**Requirement:**
Count every line below containing "shortcut"; state the number only.

**Record excerpts:**
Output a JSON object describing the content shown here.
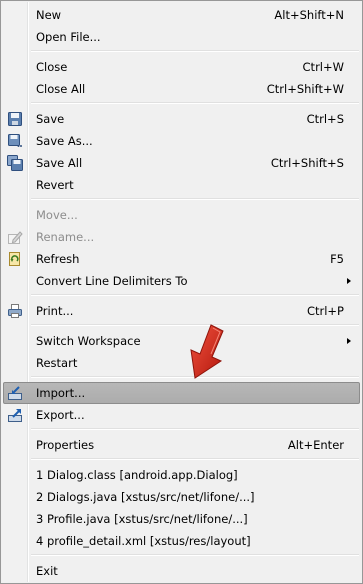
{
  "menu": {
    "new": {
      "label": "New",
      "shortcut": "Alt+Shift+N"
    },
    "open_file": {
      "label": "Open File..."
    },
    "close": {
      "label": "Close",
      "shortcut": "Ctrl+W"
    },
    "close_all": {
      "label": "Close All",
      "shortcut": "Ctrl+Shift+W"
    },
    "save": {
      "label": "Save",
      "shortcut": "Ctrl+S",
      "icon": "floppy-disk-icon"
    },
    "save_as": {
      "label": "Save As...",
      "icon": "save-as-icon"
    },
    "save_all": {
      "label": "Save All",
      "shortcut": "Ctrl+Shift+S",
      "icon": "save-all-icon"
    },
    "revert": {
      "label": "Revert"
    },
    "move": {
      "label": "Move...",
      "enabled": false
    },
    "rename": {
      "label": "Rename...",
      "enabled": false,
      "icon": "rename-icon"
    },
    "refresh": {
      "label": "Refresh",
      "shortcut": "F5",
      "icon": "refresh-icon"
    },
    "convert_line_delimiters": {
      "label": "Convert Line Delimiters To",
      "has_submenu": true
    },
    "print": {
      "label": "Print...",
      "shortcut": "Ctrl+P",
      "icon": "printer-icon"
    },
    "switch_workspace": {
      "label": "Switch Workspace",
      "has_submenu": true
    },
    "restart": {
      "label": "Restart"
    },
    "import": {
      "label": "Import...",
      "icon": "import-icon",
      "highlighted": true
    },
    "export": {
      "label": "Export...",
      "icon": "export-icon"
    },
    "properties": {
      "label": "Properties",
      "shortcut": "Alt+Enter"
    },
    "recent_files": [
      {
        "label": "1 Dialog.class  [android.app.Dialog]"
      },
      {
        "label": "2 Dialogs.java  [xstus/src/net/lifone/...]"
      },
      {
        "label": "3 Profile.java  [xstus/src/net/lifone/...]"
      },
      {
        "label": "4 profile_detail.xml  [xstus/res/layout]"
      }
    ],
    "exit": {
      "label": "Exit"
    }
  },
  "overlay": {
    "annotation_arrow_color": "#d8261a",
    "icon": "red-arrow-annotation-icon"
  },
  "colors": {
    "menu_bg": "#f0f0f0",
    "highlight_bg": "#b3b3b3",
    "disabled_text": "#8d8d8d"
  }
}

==

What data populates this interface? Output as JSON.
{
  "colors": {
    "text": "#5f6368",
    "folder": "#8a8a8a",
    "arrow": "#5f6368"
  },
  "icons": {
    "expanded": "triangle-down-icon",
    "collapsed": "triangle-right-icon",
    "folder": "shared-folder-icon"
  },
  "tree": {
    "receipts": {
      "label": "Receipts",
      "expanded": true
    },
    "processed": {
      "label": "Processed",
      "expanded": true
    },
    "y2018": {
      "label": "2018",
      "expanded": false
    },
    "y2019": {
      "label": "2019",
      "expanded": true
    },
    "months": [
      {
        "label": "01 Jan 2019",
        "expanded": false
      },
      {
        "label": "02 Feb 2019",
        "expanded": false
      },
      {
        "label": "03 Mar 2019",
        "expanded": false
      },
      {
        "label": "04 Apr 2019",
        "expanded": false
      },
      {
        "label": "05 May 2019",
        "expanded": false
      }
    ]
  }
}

**Output for this task:**
8